The midwater amphipod Phronima sedentaria has large eyes. It carves out a “home” within a dead salp or pyrosome. The opaque white spots on the left are eggs this animal has laid around the sides of its home. Photo by Bill Browne.

The wide diversity of amphipod eye types is thought to be related to their associations with gelatinous hosts. As our colleague Rebeca Gasca has found, nearly all hyperiids have some relationship with other gelatinous midwater organisms (often parasitic). In many cases, it is difficult to observe these associations using trawled specimens because either the amphipod is knocked off of its host, or the fragile host is destroyed. Diving with the ROV Doc Ricketts gives us better insight into these relationships.

The tiny white objects are amphipods living in a salp colony.

The Gulf of California has a high abundance of the more spectacular eye types exhibited among the hyperiids. For example during our deep ROV dives we have seen large numbers of the bathypelagic hyperiid, Scypholanceola, that possess remarkable mirrored pigment cups. In contrast our shallower net trawls have captured a species of Paraphronima characterized by unusual eyes with 12 pairs of retinas.

The bathypelagic hyperiid, Scypholanceola.
A species of Paraphronima. Photo by Bill Browne.

Why ctenophores?
My other principal objective for this research cruise is to find and collect samples of the lobate ctenophore Ocyropsis to sequence its genome. In my lab we study ctenophores to gain insight into the early evolution of animal multicellularity. Ctenophores are a good model for this research because they diverged from other animals over 600 million years ago. Recent work with ctenophores has yielded unexpected results: many genes that we thought were important to organizing the animal body plan are not present in ctenophores.

The genus Ocyropsis is special because it is the only known group of comb jellies to maintain separate male and female sexes, a contrast to other ctenophores that have reproductive parts of both sexes in the same individual. We will be able to study what genes are being uniquely expressed in males and females, and whether Ocyropsis has separate sex chromosomes.
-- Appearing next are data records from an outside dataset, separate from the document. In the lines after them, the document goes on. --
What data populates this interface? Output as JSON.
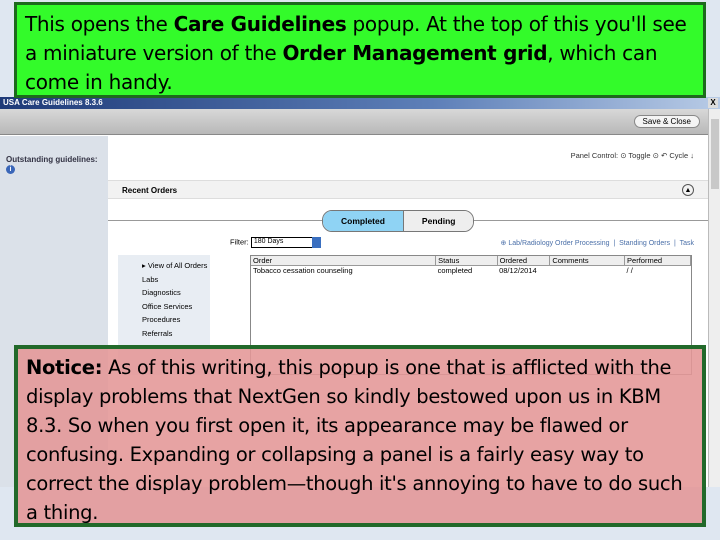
{
  "top_callout": {
    "p1": "This opens the ",
    "b1": "Care Guidelines",
    "p2": " popup.  At the top of this you'll see a miniature version of the ",
    "b2": "Order Management grid",
    "p3": ", which can come in handy."
  },
  "notice": {
    "label": "Notice:",
    "text": " As of this writing, this popup is one that is afflicted with the display problems that NextGen so kindly bestowed upon us in KBM 8.3.  So when you first open it, its appearance may be flawed or confusing.  Expanding or collapsing a panel is a fairly easy way to correct the display problem—though it's annoying to have to do such a thing."
  },
  "window": {
    "title": "USA Care Guidelines 8.3.6",
    "close": "X",
    "save_close": "Save & Close"
  },
  "left": {
    "outstanding": "Outstanding guidelines:"
  },
  "panel_control": {
    "label": "Panel Control:",
    "toggle": "Toggle",
    "cycle": "Cycle"
  },
  "recent_orders": {
    "title": "Recent Orders",
    "tabs": [
      "Completed",
      "Pending"
    ],
    "active_tab": "Completed",
    "filter_label": "Filter:",
    "filter_value": "180 Days",
    "links": [
      "Lab/Radiology Order Processing",
      "Standing Orders",
      "Task"
    ],
    "nav": [
      "View of All Orders",
      "Labs",
      "Diagnostics",
      "Office Services",
      "Procedures",
      "Referrals"
    ],
    "columns": [
      "Order",
      "Status",
      "Ordered",
      "Comments",
      "Performed"
    ],
    "rows": [
      [
        "Tobacco cessation counseling",
        "completed",
        "08/12/2014",
        "",
        "/ /"
      ]
    ]
  },
  "colors": {
    "callout_green": "#33fb2a",
    "notice_pink": "#e49696",
    "border_green": "#22692a"
  }
}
Female Ocryopsis maculata.
We have been extremely fortunate during this cruise. Our blue-water SCUBA dives have been successful in collecting two different species of Ocyropsis—Ocyropsis crystallina, and the much larger Ocyropsis maculata. The eggs are prominently visible in the female O. maculata. Photos by Bill Browne.

My collaboration with Steve and MBARI allows for a unique integrative study. We are able to collect genetic samples to study the evolution of eye types and of reproductive strategies. With this knowledge, we can tease apart some of the truly remarkable life histories associated with these extraordinary organisms.
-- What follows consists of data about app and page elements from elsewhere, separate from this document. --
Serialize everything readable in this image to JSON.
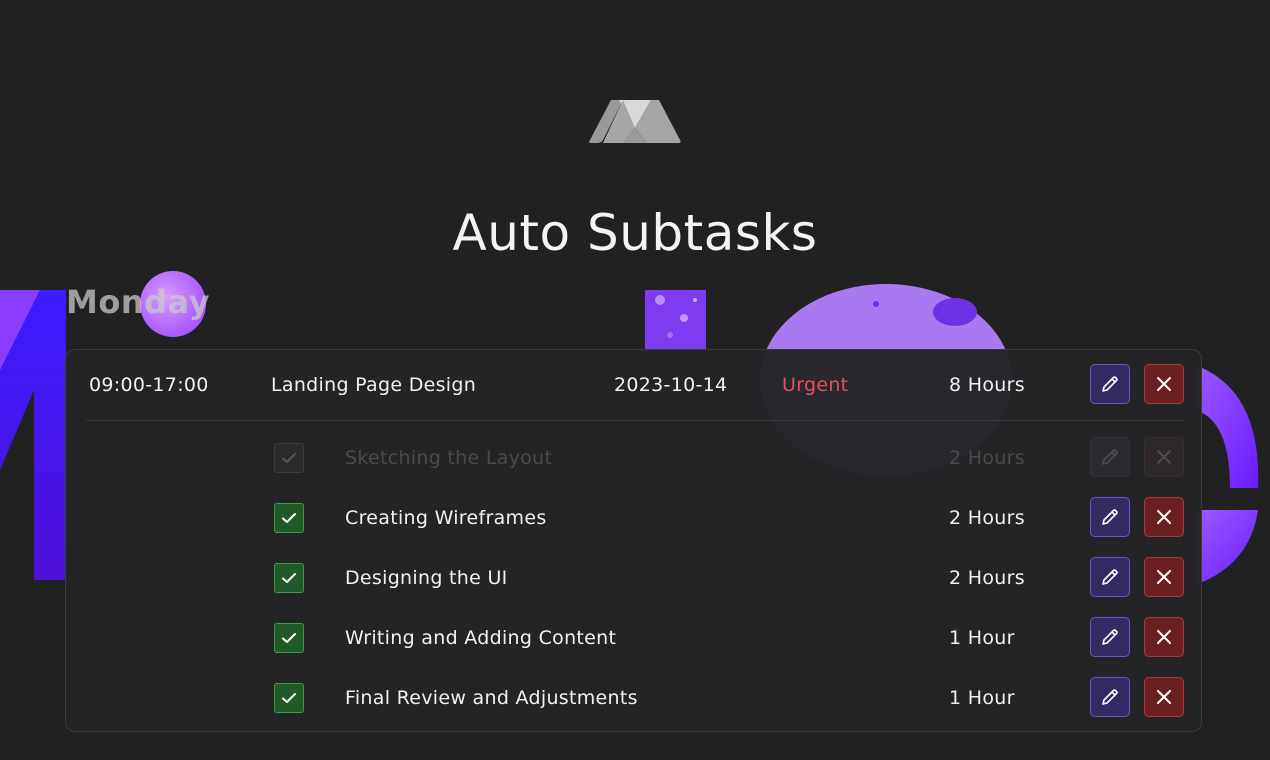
{
  "page": {
    "title": "Auto Subtasks",
    "day": "Monday"
  },
  "colors": {
    "background": "#212121",
    "accent_purple": "#7b2cff",
    "urgent": "#e3525a",
    "edit_button": "#332a63",
    "delete_button": "#6a1f22",
    "check_green": "#1f5a28"
  },
  "task": {
    "time": "09:00-17:00",
    "name": "Landing Page Design",
    "date": "2023-10-14",
    "priority": "Urgent",
    "duration": "8 Hours"
  },
  "subtasks": [
    {
      "name": "Sketching the Layout",
      "duration": "2 Hours",
      "checked": true,
      "disabled": true
    },
    {
      "name": "Creating Wireframes",
      "duration": "2 Hours",
      "checked": true,
      "disabled": false
    },
    {
      "name": "Designing the UI",
      "duration": "2 Hours",
      "checked": true,
      "disabled": false
    },
    {
      "name": "Writing and Adding Content",
      "duration": "1 Hour",
      "checked": true,
      "disabled": false
    },
    {
      "name": "Final Review and Adjustments",
      "duration": "1 Hour",
      "checked": true,
      "disabled": false
    }
  ],
  "icons": {
    "logo": "app-logo",
    "edit": "pencil-icon",
    "delete": "close-icon",
    "check": "checkmark-icon"
  }
}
Bill working in the lab aboard the R/V Western Flyer.

We dove in Alarcón Basin today and reached the bottom at 2,675 meters with the ROV. On its way back up we observed this amazing ctenophore Aulacoctena, which happens to be very bioluminescent. However, we decided not to sample it due to its immense size; it is slightly larger than a football. As you can see it was much too large to fit into our sample cylinders without being damaged.
 – Bill Browne